===== Data to examine
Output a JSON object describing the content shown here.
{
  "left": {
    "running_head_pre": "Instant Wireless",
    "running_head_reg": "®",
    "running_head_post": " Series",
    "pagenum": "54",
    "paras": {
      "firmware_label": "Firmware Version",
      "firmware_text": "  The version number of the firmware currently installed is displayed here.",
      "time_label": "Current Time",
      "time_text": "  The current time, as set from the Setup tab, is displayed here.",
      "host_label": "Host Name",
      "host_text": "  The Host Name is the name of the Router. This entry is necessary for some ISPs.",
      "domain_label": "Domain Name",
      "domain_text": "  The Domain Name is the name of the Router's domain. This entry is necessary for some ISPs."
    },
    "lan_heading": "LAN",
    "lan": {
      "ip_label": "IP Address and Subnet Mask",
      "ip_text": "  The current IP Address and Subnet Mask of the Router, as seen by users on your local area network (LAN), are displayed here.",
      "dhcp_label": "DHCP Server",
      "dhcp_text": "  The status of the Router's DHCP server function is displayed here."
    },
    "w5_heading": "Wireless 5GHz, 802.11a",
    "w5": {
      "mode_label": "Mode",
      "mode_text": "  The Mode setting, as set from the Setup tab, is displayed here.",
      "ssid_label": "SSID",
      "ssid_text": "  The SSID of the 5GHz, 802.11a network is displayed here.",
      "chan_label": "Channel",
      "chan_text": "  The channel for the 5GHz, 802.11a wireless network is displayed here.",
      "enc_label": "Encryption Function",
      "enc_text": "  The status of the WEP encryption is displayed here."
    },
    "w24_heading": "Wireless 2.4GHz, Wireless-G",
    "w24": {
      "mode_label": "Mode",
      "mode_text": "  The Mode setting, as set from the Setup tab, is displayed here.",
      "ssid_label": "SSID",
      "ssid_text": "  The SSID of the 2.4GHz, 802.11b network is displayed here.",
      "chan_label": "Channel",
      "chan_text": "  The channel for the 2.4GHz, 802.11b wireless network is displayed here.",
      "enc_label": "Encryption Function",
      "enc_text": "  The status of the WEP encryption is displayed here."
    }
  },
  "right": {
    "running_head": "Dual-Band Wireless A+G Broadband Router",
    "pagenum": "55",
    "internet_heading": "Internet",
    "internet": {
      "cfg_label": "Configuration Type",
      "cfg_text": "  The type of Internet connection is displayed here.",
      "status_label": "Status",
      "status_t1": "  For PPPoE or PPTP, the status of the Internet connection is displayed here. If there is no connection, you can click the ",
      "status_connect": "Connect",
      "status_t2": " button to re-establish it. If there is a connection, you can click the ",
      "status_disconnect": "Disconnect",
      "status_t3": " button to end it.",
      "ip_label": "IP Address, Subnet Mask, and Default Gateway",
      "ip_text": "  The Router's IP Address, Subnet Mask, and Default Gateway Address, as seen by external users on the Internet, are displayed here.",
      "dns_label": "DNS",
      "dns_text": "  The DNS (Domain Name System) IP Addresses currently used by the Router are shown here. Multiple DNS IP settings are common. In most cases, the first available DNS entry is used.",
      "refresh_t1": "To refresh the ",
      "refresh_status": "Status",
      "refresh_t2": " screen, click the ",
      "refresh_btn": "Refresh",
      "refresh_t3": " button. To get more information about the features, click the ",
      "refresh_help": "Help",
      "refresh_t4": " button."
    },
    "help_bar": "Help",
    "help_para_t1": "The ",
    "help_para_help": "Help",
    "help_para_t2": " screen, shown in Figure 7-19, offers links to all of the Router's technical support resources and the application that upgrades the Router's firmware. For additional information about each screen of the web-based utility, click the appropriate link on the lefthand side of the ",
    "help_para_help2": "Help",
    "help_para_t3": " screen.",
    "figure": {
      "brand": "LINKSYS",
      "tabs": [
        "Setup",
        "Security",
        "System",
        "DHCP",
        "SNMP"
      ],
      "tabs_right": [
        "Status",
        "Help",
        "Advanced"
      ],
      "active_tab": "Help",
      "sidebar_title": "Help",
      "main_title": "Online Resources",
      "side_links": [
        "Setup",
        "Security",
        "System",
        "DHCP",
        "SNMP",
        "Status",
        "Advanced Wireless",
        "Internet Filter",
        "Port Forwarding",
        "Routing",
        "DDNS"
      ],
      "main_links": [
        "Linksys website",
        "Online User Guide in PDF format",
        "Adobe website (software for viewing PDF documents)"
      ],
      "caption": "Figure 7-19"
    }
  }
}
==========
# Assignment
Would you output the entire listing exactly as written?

# Expected answer
Output a JSON object describing the content shown here.
{
  "left": {
    "running_head_pre": "Instant Wireless",
    "running_head_reg": "®",
    "running_head_post": " Series",
    "pagenum": "54",
    "paras": {
      "firmware_label": "Firmware Version",
      "firmware_text": "  The version number of the firmware currently installed is displayed here.",
      "time_label": "Current Time",
      "time_text": "  The current time, as set from the Setup tab, is displayed here.",
      "host_label": "Host Name",
      "host_text": "  The Host Name is the name of the Router. This entry is necessary for some ISPs.",
      "domain_label": "Domain Name",
      "domain_text": "  The Domain Name is the name of the Router's domain. This entry is necessary for some ISPs."
    },
    "lan_heading": "LAN",
    "lan": {
      "ip_label": "IP Address and Subnet Mask",
      "ip_text": "  The current IP Address and Subnet Mask of the Router, as seen by users on your local area network (LAN), are displayed here.",
      "dhcp_label": "DHCP Server",
      "dhcp_text": "  The status of the Router's DHCP server function is displayed here."
    },
    "w5_heading": "Wireless 5GHz, 802.11a",
    "w5": {
      "mode_label": "Mode",
      "mode_text": "  The Mode setting, as set from the Setup tab, is displayed here.",
      "ssid_label": "SSID",
      "ssid_text": "  The SSID of the 5GHz, 802.11a network is displayed here.",
      "chan_label": "Channel",
      "chan_text": "  The channel for the 5GHz, 802.11a wireless network is displayed here.",
      "enc_label": "Encryption Function",
      "enc_text": "  The status of the WEP encryption is displayed here."
    },
    "w24_heading": "Wireless 2.4GHz, Wireless-G",
    "w24": {
      "mode_label": "Mode",
      "mode_text": "  The Mode setting, as set from the Setup tab, is displayed here.",
      "ssid_label": "SSID",
      "ssid_text": "  The SSID of the 2.4GHz, 802.11b network is displayed here.",
      "chan_label": "Channel",
      "chan_text": "  The channel for the 2.4GHz, 802.11b wireless network is displayed here.",
      "enc_label": "Encryption Function",
      "enc_text": "  The status of the WEP encryption is displayed here."
    }
  },
  "right": {
    "running_head": "Dual-Band Wireless A+G Broadband Router",
    "pagenum": "55",
    "internet_heading": "Internet",
    "internet": {
      "cfg_label": "Configuration Type",
      "cfg_text": "  The type of Internet connection is displayed here.",
      "status_label": "Status",
      "status_t1": "  For PPPoE or PPTP, the status of the Internet connection is displayed here. If there is no connection, you can click the ",
      "status_connect": "Connect",
      "status_t2": " button to re-establish it. If there is a connection, you can click the ",
      "status_disconnect": "Disconnect",
      "status_t3": " button to end it.",
      "ip_label": "IP Address, Subnet Mask, and Default Gateway",
      "ip_text": "  The Router's IP Address, Subnet Mask, and Default Gateway Address, as seen by external users on the Internet, are displayed here.",
      "dns_label": "DNS",
      "dns_text": "  The DNS (Domain Name System) IP Addresses currently used by the Router are shown here. Multiple DNS IP settings are common. In most cases, the first available DNS entry is used.",
      "refresh_t1": "To refresh the ",
      "refresh_status": "Status",
      "refresh_t2": " screen, click the ",
      "refresh_btn": "Refresh",
      "refresh_t3": " button. To get more information about the features, click the ",
      "refresh_help": "Help",
      "refresh_t4": " button."
    },
    "help_bar": "Help",
    "help_para_t1": "The ",
    "help_para_help": "Help",
    "help_para_t2": " screen, shown in Figure 7-19, offers links to all of the Router's technical support resources and the application that upgrades the Router's firmware. For additional information about each screen of the web-based utility, click the appropriate link on the lefthand side of the ",
    "help_para_help2": "Help",
    "help_para_t3": " screen.",
    "figure": {
      "brand": "LINKSYS",
      "tabs": [
        "Setup",
        "Security",
        "System",
        "DHCP",
        "SNMP"
      ],
      "tabs_right": [
        "Status",
        "Help",
        "Advanced"
      ],
      "active_tab": "Help",
      "sidebar_title": "Help",
      "main_title": "Online Resources",
      "side_links": [
        "Setup",
        "Security",
        "System",
        "DHCP",
        "SNMP",
        "Status",
        "Advanced Wireless",
        "Internet Filter",
        "Port Forwarding",
        "Routing",
        "DDNS"
      ],
      "main_links": [
        "Linksys website",
        "Online User Guide in PDF format",
        "Adobe website (software for viewing PDF documents)"
      ],
      "caption": "Figure 7-19"
    }
  }
}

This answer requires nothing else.